Best practices are only "best" in certain contexts and to achieve certain objectives. A change in either the context or the objective can quickly transform a "best practice" into a stupid approach.
We must constantly remember that the simplification [of the abstraction] is a veil between us and the reality of the process.
Manufacturing is an inherently repetitive process and therefore more likely to produce learning than a non-repetitive process, like product development.
In the design process we can only add value when we do something differently. If we change nothing, then we add no value.
We will see much more variability in the design process than we see in repetitive manufacturing process. This variability is an indicator that we are doing something new in the design process, and thus that we are adding value.
Risk and the variability associated with it, are inherent and desirable characteristics of design processes. They are at the heart of a design process's capacity to generate information.

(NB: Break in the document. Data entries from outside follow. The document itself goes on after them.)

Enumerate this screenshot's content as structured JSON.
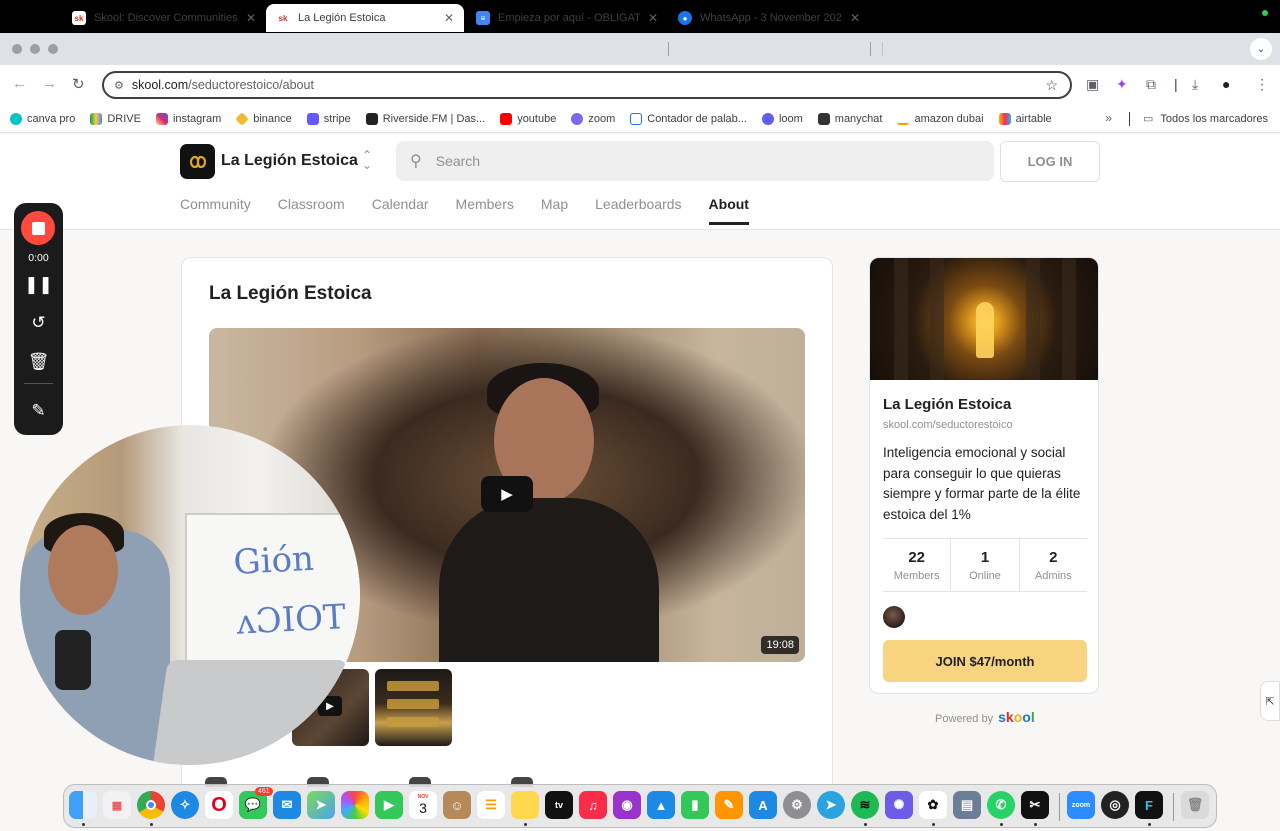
{
  "browser": {
    "tabs": [
      {
        "title": "Skool: Discover Communities",
        "favicon": "sk",
        "color": "#d93025"
      },
      {
        "title": "La Legión Estoica",
        "favicon": "sk",
        "color": "#d93025"
      },
      {
        "title": "Empieza por aquí - OBLIGATORIO",
        "favicon": "doc",
        "color": "#4285f4"
      },
      {
        "title": "WhatsApp - 3 November 2024",
        "favicon": "wa",
        "color": "#1a73e8"
      }
    ],
    "url_host": "skool.com",
    "url_path": "/seductorestoico/about",
    "bookmarks": [
      "canva pro",
      "DRIVE",
      "instagram",
      "binance",
      "stripe",
      "Riverside.FM | Das...",
      "youtube",
      "zoom",
      "Contador de palab...",
      "loom",
      "manychat",
      "amazon dubai",
      "airtable"
    ],
    "bookmarks_folder": "Todos los marcadores"
  },
  "header": {
    "group_name": "La Legión Estoica",
    "search_placeholder": "Search",
    "login_label": "LOG IN",
    "nav": [
      "Community",
      "Classroom",
      "Calendar",
      "Members",
      "Map",
      "Leaderboards",
      "About"
    ],
    "active_nav": "About"
  },
  "main": {
    "title": "La Legión Estoica",
    "video_duration": "19:08"
  },
  "sidebar": {
    "name": "La Legión Estoica",
    "url": "skool.com/seductorestoico",
    "description": "Inteligencia emocional y social para conseguir lo que quieras siempre y formar parte de la élite estoica del 1%",
    "stats": [
      {
        "value": "22",
        "label": "Members"
      },
      {
        "value": "1",
        "label": "Online"
      },
      {
        "value": "2",
        "label": "Admins"
      }
    ],
    "join_label": "JOIN $47/month",
    "powered_by": "Powered by",
    "brand": "skool",
    "brand_colors": [
      "#1a73e8",
      "#d93025",
      "#f4b400",
      "#1a73e8",
      "#34a853"
    ]
  },
  "recorder": {
    "time": "0:00"
  },
  "webcam": {
    "board_text_1": "Gión",
    "board_text_2": "ʌƆIOT"
  },
  "dock": {
    "calendar_month": "NOV",
    "calendar_day": "3",
    "messages_badge": "461"
  },
  "colors": {
    "accent": "#f8d481",
    "record": "#ff4a3d"
  }
}
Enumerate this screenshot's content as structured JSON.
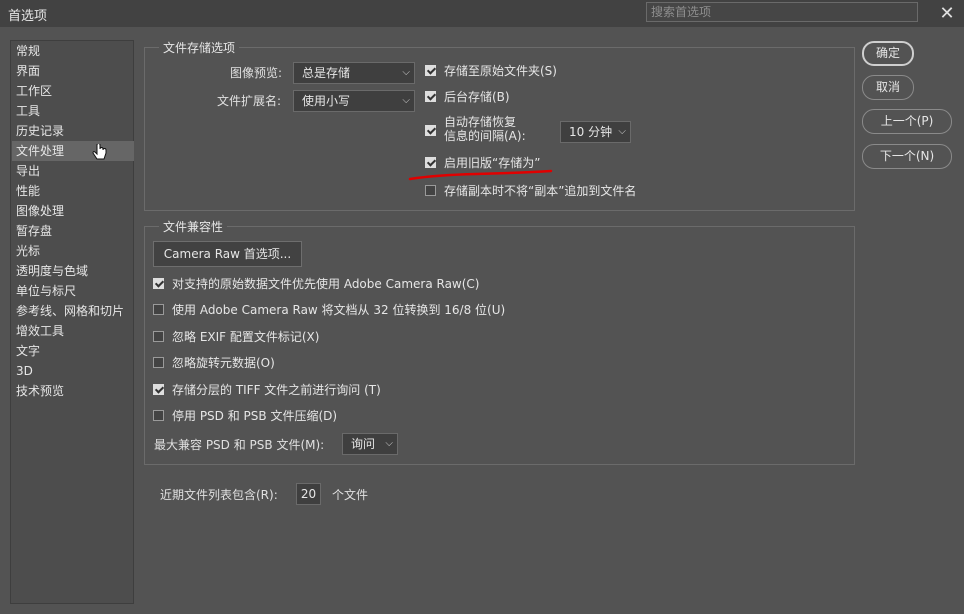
{
  "window": {
    "title": "首选项",
    "search_placeholder": "搜索首选项"
  },
  "sidebar": {
    "items": [
      {
        "label": "常规"
      },
      {
        "label": "界面"
      },
      {
        "label": "工作区"
      },
      {
        "label": "工具"
      },
      {
        "label": "历史记录"
      },
      {
        "label": "文件处理",
        "selected": true
      },
      {
        "label": "导出"
      },
      {
        "label": "性能"
      },
      {
        "label": "图像处理"
      },
      {
        "label": "暂存盘"
      },
      {
        "label": "光标"
      },
      {
        "label": "透明度与色域"
      },
      {
        "label": "单位与标尺"
      },
      {
        "label": "参考线、网格和切片"
      },
      {
        "label": "增效工具"
      },
      {
        "label": "文字"
      },
      {
        "label": "3D"
      },
      {
        "label": "技术预览"
      }
    ]
  },
  "file_save": {
    "legend": "文件存储选项",
    "image_preview_label": "图像预览:",
    "image_preview_value": "总是存储",
    "file_ext_label": "文件扩展名:",
    "file_ext_value": "使用小写",
    "save_to_original": {
      "label": "存储至原始文件夹(S)",
      "checked": true
    },
    "background_save": {
      "label": "后台存储(B)",
      "checked": true
    },
    "autosave": {
      "label_line1": "自动存储恢复",
      "label_line2": "信息的间隔(A):",
      "checked": true,
      "interval": "10 分钟"
    },
    "legacy_save_as": {
      "label": "启用旧版“存储为”",
      "checked": true
    },
    "no_copy_suffix": {
      "label": "存储副本时不将“副本”追加到文件名",
      "checked": false
    }
  },
  "compat": {
    "legend": "文件兼容性",
    "camera_raw_button": "Camera Raw 首选项...",
    "options": [
      {
        "label": "对支持的原始数据文件优先使用 Adobe Camera Raw(C)",
        "checked": true
      },
      {
        "label": "使用 Adobe Camera Raw 将文档从 32 位转换到 16/8 位(U)",
        "checked": false
      },
      {
        "label": "忽略 EXIF 配置文件标记(X)",
        "checked": false
      },
      {
        "label": "忽略旋转元数据(O)",
        "checked": false
      },
      {
        "label": "存储分层的 TIFF 文件之前进行询问 (T)",
        "checked": true
      },
      {
        "label": "停用 PSD 和 PSB 文件压缩(D)",
        "checked": false
      }
    ],
    "max_compat_label": "最大兼容 PSD 和 PSB 文件(M):",
    "max_compat_value": "询问"
  },
  "recent": {
    "label": "近期文件列表包含(R):",
    "value": "20",
    "suffix": "个文件"
  },
  "buttons": {
    "ok": "确定",
    "cancel": "取消",
    "prev": "上一个(P)",
    "next": "下一个(N)"
  },
  "colors": {
    "background": "#535353",
    "titlebar": "#424242",
    "annotation": "#e00000"
  }
}
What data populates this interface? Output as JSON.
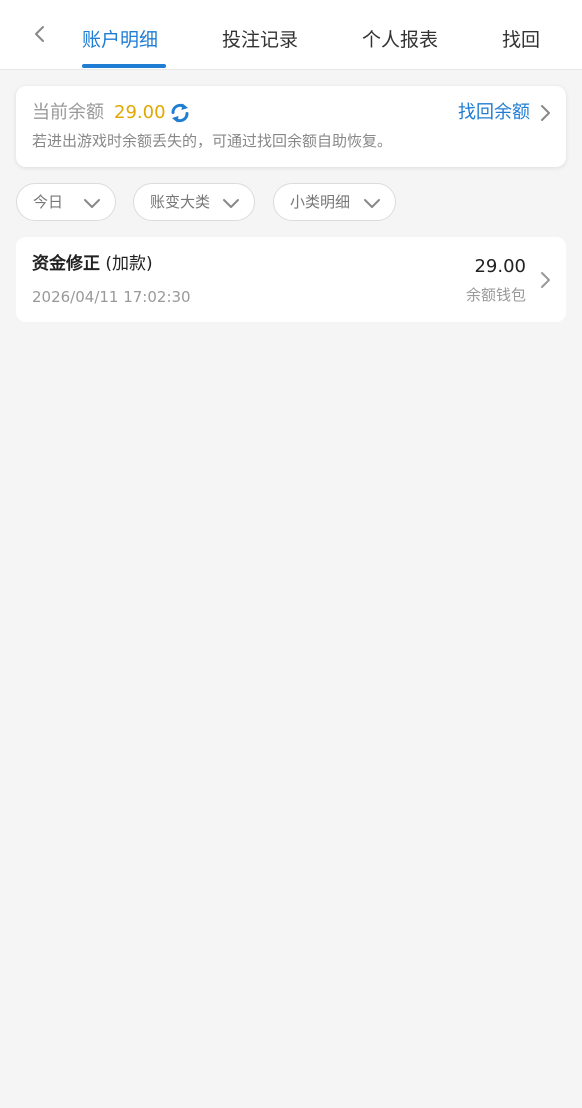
{
  "nav": {
    "back_icon": "chevron-left-icon",
    "tabs": [
      {
        "label": "账户明细",
        "active": true
      },
      {
        "label": "投注记录",
        "active": false
      },
      {
        "label": "个人报表",
        "active": false
      },
      {
        "label": "找回",
        "active": false
      }
    ]
  },
  "balance": {
    "label": "当前余额",
    "amount": "29.00",
    "refresh_icon": "refresh-icon",
    "recover_label": "找回余额",
    "note": "若进出游戏时余额丢失的，可通过找回余额自助恢复。"
  },
  "filters": [
    {
      "label": "今日"
    },
    {
      "label": "账变大类"
    },
    {
      "label": "小类明细"
    }
  ],
  "records": [
    {
      "title": "资金修正",
      "subtype": "(加款)",
      "time": "2026/04/11 17:02:30",
      "amount": "29.00",
      "wallet": "余额钱包"
    }
  ],
  "colors": {
    "accent": "#1f7dd4",
    "amount": "#e0a800",
    "background": "#f5f5f5"
  }
}
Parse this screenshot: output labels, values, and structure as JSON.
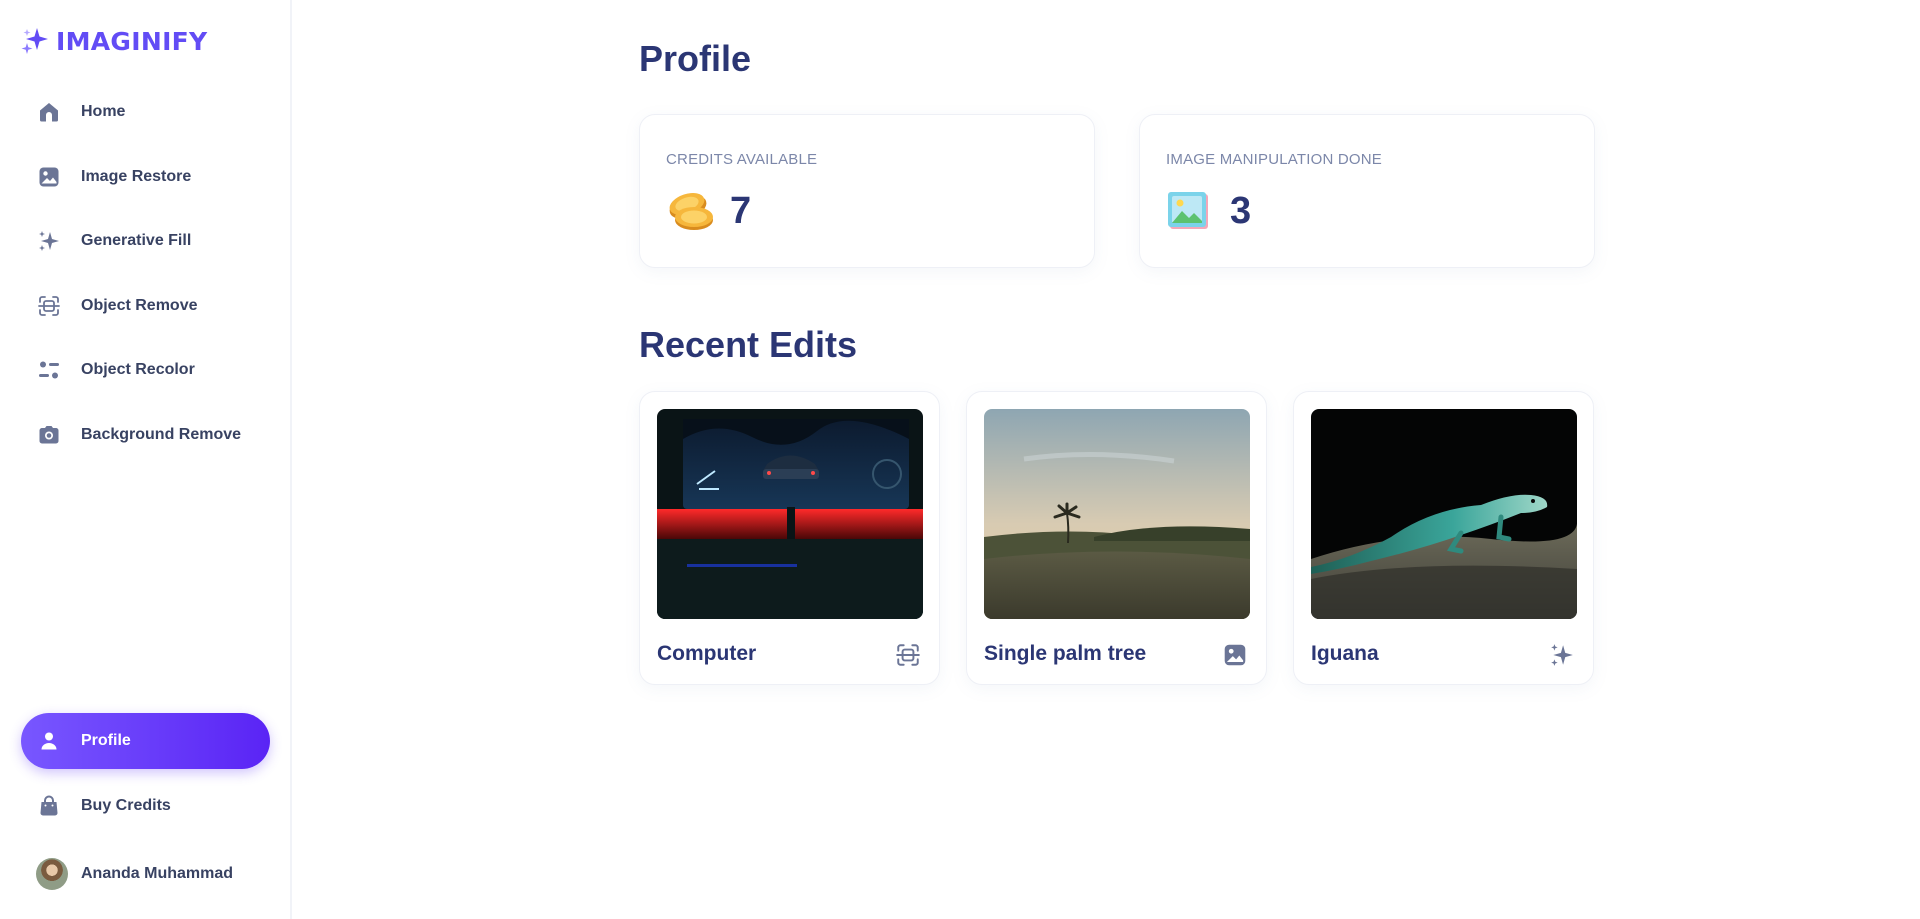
{
  "app": {
    "logo_text": "IMAGINIFY",
    "accent_color": "#624cf5"
  },
  "sidebar": {
    "items": [
      {
        "label": "Home",
        "icon": "home-icon"
      },
      {
        "label": "Image Restore",
        "icon": "image-icon"
      },
      {
        "label": "Generative Fill",
        "icon": "stars-icon"
      },
      {
        "label": "Object Remove",
        "icon": "scan-icon"
      },
      {
        "label": "Object Recolor",
        "icon": "filter-icon"
      },
      {
        "label": "Background Remove",
        "icon": "camera-icon"
      }
    ],
    "bottom_items": [
      {
        "label": "Profile",
        "icon": "user-icon",
        "active": true
      },
      {
        "label": "Buy Credits",
        "icon": "bag-icon",
        "active": false
      }
    ],
    "user": {
      "name": "Ananda Muhammad"
    }
  },
  "main": {
    "title": "Profile",
    "stats": [
      {
        "label": "CREDITS AVAILABLE",
        "value": "7",
        "icon": "coins-icon"
      },
      {
        "label": "IMAGE MANIPULATION DONE",
        "value": "3",
        "icon": "framed-picture-icon"
      }
    ],
    "recent_title": "Recent Edits",
    "recent_edits": [
      {
        "title": "Computer",
        "icon": "scan-icon"
      },
      {
        "title": "Single palm tree",
        "icon": "image-icon"
      },
      {
        "title": "Iguana",
        "icon": "stars-icon"
      }
    ]
  }
}
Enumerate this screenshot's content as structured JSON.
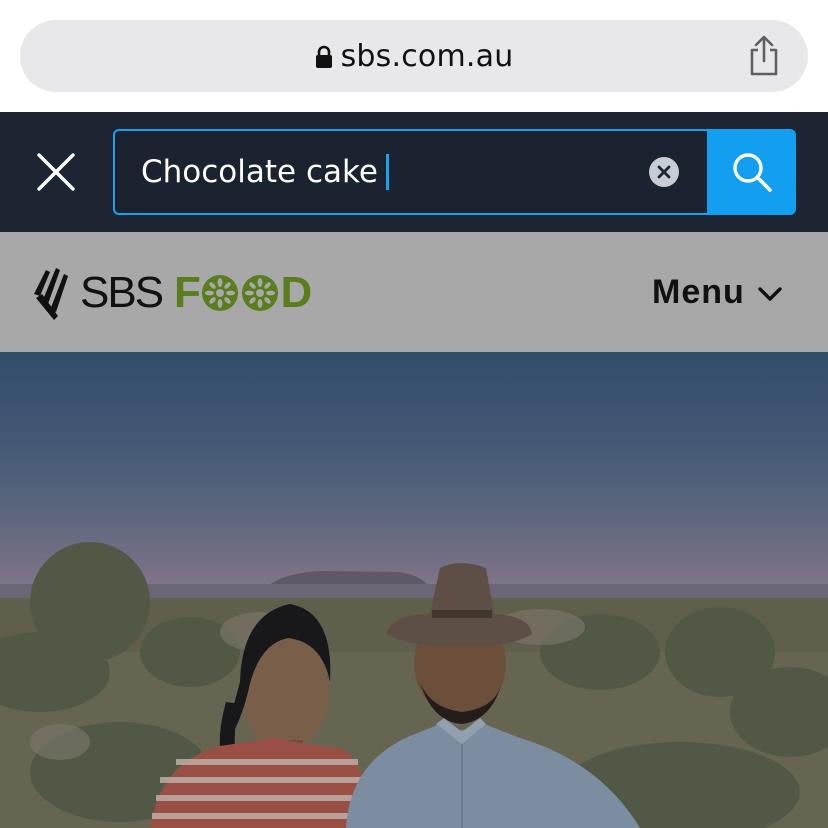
{
  "browser": {
    "url": "sbs.com.au",
    "icons": {
      "lock": "lock-icon",
      "share": "share-icon"
    }
  },
  "search": {
    "value": "Chocolate cake",
    "icons": {
      "close": "close-icon",
      "clear": "clear-icon",
      "submit": "search-icon"
    }
  },
  "header": {
    "logo_sbs": "SBS",
    "logo_food_start": "F",
    "logo_food_end": "D",
    "menu_label": "Menu",
    "icons": {
      "menu": "chevron-down-icon"
    }
  },
  "colors": {
    "accent": "#139ff0",
    "search_bar_bg": "#1d2532",
    "brand_green": "#5a7d1e"
  }
}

The design factory needs variability, so it needs tools that allow us to coexist with variability.
When you dig below the surface you discover that most change programs are motivated by two forces: imitation and obedience.
Events that are less probable contain more information.
Our testing processes need to have an adequate failure rate to generate sufficient information.
Each iteration starts on the base of the quality of the previous pass.
A process is a way of preserving learning that occurs when doing an activity.